> WHAT IS NEEDED: From the entries below, pull out each line where "restante" appears.

Stored items
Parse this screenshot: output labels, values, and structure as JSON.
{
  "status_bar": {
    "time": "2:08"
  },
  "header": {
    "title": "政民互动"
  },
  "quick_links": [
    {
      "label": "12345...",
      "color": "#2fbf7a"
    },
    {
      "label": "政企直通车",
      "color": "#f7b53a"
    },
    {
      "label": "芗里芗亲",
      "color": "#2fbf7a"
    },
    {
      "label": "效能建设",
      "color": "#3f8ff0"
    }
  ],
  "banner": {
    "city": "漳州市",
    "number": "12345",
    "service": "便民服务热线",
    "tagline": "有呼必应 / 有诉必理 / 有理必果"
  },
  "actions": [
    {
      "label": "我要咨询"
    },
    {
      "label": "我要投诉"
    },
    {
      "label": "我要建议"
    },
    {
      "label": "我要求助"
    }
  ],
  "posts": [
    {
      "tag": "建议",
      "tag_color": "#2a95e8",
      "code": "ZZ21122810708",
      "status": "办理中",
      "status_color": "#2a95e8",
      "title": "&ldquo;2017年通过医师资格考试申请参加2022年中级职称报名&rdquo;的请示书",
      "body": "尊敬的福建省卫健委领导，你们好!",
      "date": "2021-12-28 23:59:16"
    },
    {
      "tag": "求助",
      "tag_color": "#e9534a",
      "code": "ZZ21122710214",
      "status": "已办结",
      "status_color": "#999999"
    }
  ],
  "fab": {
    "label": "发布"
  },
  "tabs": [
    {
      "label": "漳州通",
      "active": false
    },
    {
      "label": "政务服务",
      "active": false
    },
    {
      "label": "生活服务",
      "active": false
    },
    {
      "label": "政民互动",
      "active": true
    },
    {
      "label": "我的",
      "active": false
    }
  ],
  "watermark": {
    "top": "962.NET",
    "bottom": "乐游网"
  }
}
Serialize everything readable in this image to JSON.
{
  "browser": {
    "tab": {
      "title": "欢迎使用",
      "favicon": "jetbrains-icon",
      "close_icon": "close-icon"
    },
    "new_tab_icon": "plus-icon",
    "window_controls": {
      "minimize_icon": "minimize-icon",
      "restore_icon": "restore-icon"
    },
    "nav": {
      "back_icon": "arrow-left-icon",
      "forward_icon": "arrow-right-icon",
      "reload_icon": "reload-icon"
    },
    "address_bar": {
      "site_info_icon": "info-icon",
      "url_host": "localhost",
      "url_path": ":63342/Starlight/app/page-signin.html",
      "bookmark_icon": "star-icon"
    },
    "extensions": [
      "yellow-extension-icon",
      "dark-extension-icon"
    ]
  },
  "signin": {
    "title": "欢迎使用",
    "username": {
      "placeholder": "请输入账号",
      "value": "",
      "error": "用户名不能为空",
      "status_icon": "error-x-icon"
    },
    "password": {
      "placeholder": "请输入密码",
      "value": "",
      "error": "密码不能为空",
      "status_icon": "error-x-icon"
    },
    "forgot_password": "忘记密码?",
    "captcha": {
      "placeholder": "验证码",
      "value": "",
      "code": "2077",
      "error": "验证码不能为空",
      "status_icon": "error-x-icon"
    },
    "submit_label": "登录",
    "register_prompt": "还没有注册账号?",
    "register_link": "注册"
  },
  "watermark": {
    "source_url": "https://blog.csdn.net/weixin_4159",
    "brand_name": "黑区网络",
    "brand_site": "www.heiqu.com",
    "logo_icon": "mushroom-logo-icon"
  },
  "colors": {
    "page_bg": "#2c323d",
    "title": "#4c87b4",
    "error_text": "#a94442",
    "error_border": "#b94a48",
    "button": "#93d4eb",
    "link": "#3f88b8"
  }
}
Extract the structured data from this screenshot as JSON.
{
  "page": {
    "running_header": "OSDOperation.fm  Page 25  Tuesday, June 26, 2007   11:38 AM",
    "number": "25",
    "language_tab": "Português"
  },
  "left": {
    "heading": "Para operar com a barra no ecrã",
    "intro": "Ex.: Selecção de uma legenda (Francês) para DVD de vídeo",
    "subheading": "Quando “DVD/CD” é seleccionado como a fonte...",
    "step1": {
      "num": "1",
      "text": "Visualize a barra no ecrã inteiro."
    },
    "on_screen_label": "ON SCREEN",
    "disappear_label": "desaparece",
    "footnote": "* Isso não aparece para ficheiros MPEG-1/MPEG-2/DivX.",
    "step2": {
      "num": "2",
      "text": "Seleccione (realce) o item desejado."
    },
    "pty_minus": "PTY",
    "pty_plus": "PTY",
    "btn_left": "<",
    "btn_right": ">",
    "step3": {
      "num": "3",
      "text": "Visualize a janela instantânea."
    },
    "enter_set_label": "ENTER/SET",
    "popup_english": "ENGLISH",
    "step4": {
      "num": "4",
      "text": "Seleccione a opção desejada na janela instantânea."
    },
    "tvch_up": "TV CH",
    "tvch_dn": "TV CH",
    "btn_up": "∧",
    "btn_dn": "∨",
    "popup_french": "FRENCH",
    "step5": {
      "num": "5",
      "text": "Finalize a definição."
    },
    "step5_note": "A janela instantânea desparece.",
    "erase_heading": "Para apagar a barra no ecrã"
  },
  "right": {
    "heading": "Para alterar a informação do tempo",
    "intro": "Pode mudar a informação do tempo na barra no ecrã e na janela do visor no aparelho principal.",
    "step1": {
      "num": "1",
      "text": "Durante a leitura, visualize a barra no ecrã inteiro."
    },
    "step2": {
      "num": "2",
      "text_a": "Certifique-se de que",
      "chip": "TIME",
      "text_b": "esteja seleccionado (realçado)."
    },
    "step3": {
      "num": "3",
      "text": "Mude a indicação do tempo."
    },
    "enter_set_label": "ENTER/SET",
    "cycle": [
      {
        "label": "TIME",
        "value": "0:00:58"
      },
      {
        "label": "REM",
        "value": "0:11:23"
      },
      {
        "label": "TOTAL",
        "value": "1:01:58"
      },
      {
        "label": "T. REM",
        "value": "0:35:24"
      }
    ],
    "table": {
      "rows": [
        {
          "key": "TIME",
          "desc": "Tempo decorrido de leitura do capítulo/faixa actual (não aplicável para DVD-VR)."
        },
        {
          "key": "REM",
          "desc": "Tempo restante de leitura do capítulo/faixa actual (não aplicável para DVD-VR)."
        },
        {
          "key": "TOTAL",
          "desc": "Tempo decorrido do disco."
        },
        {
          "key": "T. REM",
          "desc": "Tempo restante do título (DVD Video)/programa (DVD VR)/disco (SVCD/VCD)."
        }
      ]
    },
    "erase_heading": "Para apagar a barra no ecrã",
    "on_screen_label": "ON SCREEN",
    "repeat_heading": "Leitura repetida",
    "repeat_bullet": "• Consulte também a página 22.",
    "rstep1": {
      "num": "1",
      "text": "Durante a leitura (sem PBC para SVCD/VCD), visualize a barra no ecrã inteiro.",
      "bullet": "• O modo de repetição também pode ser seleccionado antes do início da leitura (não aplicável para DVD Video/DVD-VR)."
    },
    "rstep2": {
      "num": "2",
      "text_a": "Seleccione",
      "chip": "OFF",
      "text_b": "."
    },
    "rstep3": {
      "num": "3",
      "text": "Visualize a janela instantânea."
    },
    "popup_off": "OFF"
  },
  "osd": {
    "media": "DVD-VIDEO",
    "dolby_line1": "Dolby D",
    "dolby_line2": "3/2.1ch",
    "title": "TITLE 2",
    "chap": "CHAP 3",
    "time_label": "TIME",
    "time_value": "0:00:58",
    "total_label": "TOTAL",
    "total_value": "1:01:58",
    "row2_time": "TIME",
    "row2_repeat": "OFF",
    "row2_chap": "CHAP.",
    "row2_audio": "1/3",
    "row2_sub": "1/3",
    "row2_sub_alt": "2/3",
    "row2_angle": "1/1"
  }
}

> YOUR SOLUTION:
          "desc": "Tempo restante de leitura do capítulo/faixa actual (não aplicável para DVD-VR)."
          "desc": "Tempo restante do título (DVD Video)/programa (DVD VR)/disco (SVCD/VCD)."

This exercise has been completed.